Supplied material:

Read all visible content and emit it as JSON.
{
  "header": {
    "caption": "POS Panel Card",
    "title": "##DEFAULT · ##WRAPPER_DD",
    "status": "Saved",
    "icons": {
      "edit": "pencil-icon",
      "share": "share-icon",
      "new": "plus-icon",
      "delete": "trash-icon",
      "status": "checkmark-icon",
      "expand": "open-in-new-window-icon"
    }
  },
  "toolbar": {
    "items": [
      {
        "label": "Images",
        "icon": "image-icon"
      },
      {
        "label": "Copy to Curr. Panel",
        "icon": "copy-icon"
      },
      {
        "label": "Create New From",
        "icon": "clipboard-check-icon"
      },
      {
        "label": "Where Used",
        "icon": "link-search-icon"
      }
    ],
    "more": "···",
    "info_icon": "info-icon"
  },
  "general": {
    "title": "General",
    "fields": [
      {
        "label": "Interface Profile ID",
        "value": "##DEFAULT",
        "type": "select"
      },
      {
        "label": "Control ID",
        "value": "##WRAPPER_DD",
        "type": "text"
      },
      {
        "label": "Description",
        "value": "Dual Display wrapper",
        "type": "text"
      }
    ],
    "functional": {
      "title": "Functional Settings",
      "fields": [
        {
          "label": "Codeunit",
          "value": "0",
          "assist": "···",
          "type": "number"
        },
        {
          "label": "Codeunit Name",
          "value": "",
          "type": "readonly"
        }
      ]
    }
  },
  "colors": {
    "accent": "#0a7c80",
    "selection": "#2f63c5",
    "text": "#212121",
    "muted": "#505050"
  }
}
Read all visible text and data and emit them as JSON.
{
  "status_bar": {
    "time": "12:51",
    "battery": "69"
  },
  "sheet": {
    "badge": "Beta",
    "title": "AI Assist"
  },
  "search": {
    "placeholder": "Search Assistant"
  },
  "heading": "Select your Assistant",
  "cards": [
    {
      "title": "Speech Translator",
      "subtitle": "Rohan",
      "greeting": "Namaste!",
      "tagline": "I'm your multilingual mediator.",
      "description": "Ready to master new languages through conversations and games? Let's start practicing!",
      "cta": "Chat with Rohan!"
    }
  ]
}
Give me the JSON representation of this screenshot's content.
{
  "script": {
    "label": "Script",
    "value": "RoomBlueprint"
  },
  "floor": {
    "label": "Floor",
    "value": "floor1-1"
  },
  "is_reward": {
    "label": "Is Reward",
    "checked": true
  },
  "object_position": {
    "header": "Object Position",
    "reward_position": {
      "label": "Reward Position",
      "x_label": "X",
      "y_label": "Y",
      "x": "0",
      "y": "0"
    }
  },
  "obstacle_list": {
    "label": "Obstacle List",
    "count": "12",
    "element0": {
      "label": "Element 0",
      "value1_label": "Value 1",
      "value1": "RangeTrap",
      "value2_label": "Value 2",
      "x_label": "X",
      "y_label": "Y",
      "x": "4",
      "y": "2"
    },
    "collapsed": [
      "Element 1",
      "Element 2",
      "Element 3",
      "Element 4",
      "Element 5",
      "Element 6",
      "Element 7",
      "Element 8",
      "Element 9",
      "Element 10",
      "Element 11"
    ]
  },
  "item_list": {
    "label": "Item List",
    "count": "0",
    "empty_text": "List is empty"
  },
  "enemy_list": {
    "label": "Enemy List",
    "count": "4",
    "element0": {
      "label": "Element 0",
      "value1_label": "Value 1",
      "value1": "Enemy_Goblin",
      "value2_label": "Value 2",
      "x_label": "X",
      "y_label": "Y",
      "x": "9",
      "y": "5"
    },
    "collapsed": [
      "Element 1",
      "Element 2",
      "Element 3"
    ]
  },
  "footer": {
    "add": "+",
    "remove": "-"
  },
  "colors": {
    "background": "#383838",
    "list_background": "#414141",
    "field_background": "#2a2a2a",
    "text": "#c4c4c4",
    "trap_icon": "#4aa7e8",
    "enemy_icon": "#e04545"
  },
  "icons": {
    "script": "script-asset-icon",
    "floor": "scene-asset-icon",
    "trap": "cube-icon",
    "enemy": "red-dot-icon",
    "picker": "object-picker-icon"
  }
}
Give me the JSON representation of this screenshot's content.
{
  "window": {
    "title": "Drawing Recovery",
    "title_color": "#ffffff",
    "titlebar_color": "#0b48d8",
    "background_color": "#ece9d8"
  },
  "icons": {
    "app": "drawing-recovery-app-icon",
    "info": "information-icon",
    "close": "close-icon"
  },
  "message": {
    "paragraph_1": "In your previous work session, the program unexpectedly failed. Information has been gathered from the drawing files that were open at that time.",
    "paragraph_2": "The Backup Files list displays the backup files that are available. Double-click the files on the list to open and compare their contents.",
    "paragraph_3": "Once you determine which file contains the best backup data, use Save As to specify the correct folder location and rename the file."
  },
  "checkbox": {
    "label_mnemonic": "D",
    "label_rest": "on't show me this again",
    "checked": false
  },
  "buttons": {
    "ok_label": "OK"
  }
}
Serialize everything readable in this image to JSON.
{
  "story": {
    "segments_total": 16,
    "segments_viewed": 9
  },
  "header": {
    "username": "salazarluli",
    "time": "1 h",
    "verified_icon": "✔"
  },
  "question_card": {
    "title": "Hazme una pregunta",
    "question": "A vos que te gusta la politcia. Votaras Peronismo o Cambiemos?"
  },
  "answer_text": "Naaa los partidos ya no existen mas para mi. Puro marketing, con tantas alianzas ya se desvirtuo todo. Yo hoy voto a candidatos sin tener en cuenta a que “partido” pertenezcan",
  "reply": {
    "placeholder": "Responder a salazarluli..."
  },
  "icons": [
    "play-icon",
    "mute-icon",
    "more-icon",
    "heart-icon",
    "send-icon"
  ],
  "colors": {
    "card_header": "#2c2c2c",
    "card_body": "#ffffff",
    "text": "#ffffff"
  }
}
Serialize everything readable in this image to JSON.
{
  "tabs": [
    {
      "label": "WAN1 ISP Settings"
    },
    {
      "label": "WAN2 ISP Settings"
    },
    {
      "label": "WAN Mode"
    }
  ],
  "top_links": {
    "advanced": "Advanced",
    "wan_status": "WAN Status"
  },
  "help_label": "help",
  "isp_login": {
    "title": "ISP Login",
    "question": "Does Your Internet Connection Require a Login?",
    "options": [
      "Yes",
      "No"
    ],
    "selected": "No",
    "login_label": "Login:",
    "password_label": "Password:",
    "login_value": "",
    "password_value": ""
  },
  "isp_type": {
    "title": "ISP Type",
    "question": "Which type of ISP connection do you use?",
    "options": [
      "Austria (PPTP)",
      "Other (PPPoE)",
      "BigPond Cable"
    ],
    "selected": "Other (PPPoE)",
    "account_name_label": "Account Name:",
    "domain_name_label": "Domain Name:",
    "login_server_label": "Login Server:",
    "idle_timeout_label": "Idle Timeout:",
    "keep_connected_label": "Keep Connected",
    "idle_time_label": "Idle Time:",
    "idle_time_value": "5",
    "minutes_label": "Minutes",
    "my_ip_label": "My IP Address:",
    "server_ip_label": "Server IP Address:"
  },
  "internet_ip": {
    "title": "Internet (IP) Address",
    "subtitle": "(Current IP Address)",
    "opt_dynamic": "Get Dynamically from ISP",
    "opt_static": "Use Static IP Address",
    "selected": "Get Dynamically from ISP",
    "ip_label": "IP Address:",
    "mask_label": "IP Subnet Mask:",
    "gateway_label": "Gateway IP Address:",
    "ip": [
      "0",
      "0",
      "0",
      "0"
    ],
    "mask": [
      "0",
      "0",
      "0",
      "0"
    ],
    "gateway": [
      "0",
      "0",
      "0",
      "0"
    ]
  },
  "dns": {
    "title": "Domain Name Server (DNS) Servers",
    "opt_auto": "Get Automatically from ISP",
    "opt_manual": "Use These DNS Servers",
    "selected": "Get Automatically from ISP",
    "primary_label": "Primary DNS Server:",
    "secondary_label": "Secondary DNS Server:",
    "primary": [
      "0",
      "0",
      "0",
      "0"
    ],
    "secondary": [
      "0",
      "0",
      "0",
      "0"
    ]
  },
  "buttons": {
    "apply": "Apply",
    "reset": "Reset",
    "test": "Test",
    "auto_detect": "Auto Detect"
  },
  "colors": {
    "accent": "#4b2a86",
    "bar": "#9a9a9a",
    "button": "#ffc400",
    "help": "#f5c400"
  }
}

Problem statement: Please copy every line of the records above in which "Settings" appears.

Answer box:
      "title": "Functional Settings",
      "label": "WAN1 ISP Settings"
      "label": "WAN2 ISP Settings"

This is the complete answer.